Barry, Lynda. Syllabus: Notes from An Accidental Professor
Barry, Lynda. Syllabus: Notes from An Accidental Professor. Drawn & Quarterly, 2015, pp. 1-100.
In her collection of syllabi and teaching notes, Lynda Barry makes a bold argument for bringing drawing back to college classroom. Barry questions the reasons why adults lose their passion for drawing, and evaluates the reasons why adults feel hesitant to draw when asked. She encourages her students to enjoy the experience of drawing, and links these “childlike” actions with more complex concepts of art, science, and composition.
Through her teaching experience, Barry learns more about the relationship of art, of drawing, to the unconscious mind. She threads one particular question through the length of her book: “If the thing we call ‘the arts’ has a biological function, what is it?” (Barry 34). Barry also discusses the intersections of art and writing, and explores what it means to be a “good” writer or artist.
Barry explores the concept of art as negotiating thought, and asks her students to draw while listening to a story in order to activate the part of the unconscious mind that would otherwise go unrecognized. The composition notebook her class keeps functions as a catalogue of daily activity, and she continuously asks her students to draw or record events so that they learn to listen and take part in the otherwise mundane everyday world. Interesting things occur every day, according to Barry, and one must only open her eyes and ears to experience them. Barry’s collection of cartoon syllabi and notes provide thought-provoking questions about the nature of drawing, about art and the reasons for its existence, and questions about the nature of learning.
1) Arts, 2) Unconscious, 3) Writing, 4) Biology, 5) Mind, 6) Drawing, 7) Thought
Brunetti, Ivan. Cartooning: Philosophy and Practice. Yale University Press, 2011.
McGilchrist, Iain. The Master and His Emissary: The Divided Brain and The Making of The Western World. Yale University Press, 2012.
“There is something common to everything we call ‘the arts.’ What is ‘it’? . . . This ancient ‘it’ is something I call ‘an image.’ By image I don’t mean a visual representation. I mean something that is more lake a ghost than a picture; somehow alive, has no fixed meaning and is contained and transported by something that is not alive- a book, a song, a painting—anything we call an ‘art form.’ Images are also contained by certain objects . . . How was it put there? Why do we have an innate ability to have a sustained and interactive relationship with an object/image well before we are able to speak? What kind of interaction is taking place?” (Barry 15)

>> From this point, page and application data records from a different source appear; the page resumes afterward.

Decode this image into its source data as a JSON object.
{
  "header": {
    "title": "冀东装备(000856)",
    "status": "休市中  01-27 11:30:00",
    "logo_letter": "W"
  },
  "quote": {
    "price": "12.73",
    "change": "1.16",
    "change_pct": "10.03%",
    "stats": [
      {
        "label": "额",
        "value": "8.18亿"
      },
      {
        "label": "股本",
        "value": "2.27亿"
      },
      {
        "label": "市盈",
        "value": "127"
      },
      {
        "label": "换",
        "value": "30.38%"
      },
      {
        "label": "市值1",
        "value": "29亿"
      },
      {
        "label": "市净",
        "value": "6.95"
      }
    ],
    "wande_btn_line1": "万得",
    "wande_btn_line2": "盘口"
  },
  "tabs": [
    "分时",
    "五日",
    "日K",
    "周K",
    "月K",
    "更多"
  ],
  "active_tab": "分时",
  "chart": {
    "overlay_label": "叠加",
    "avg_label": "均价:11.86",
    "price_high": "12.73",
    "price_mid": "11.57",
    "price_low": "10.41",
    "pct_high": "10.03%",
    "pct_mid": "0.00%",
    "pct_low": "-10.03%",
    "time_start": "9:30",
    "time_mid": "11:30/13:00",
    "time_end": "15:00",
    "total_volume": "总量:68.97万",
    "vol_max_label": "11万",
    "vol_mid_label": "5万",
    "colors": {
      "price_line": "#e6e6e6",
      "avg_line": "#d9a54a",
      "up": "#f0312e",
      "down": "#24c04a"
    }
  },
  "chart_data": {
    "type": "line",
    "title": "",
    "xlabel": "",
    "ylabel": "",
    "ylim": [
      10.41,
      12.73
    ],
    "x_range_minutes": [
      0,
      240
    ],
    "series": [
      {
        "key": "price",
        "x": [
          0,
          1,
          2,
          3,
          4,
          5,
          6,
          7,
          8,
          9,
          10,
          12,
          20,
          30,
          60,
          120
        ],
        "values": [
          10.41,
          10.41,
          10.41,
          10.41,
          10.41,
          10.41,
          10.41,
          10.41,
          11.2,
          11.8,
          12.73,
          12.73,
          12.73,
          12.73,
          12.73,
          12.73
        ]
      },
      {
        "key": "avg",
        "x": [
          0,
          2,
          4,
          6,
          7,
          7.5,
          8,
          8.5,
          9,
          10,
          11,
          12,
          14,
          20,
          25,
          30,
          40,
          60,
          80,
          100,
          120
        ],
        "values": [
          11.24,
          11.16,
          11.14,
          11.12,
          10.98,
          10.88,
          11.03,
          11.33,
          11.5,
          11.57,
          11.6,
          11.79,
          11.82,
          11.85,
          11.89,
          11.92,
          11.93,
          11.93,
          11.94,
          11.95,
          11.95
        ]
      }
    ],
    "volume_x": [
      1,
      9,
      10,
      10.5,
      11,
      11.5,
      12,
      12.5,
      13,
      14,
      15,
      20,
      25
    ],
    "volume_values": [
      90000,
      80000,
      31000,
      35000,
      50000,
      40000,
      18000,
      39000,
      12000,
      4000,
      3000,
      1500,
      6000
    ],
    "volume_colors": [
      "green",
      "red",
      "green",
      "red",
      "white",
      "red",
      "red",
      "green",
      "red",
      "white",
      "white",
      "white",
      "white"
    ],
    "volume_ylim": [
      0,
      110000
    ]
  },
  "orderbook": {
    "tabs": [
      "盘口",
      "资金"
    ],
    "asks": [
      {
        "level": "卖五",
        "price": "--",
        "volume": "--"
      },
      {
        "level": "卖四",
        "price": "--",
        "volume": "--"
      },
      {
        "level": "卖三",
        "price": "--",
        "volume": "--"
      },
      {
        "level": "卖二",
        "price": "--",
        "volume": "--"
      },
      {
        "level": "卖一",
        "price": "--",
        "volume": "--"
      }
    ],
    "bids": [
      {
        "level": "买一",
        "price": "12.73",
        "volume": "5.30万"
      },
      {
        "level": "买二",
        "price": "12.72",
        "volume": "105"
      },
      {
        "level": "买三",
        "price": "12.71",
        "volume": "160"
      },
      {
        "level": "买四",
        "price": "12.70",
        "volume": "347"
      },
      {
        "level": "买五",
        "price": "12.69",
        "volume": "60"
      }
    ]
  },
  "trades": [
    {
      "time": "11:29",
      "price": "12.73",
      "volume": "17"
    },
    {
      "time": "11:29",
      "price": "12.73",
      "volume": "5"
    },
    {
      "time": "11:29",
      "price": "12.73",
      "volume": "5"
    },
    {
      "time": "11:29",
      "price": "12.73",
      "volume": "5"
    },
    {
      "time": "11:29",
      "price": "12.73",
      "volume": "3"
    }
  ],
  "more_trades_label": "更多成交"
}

How could Barry’s questions and insights apply to the workplace? How could they apply to the first-year writing classroom?
Do those who draw and doodle during class better retain the information they hear? [LW]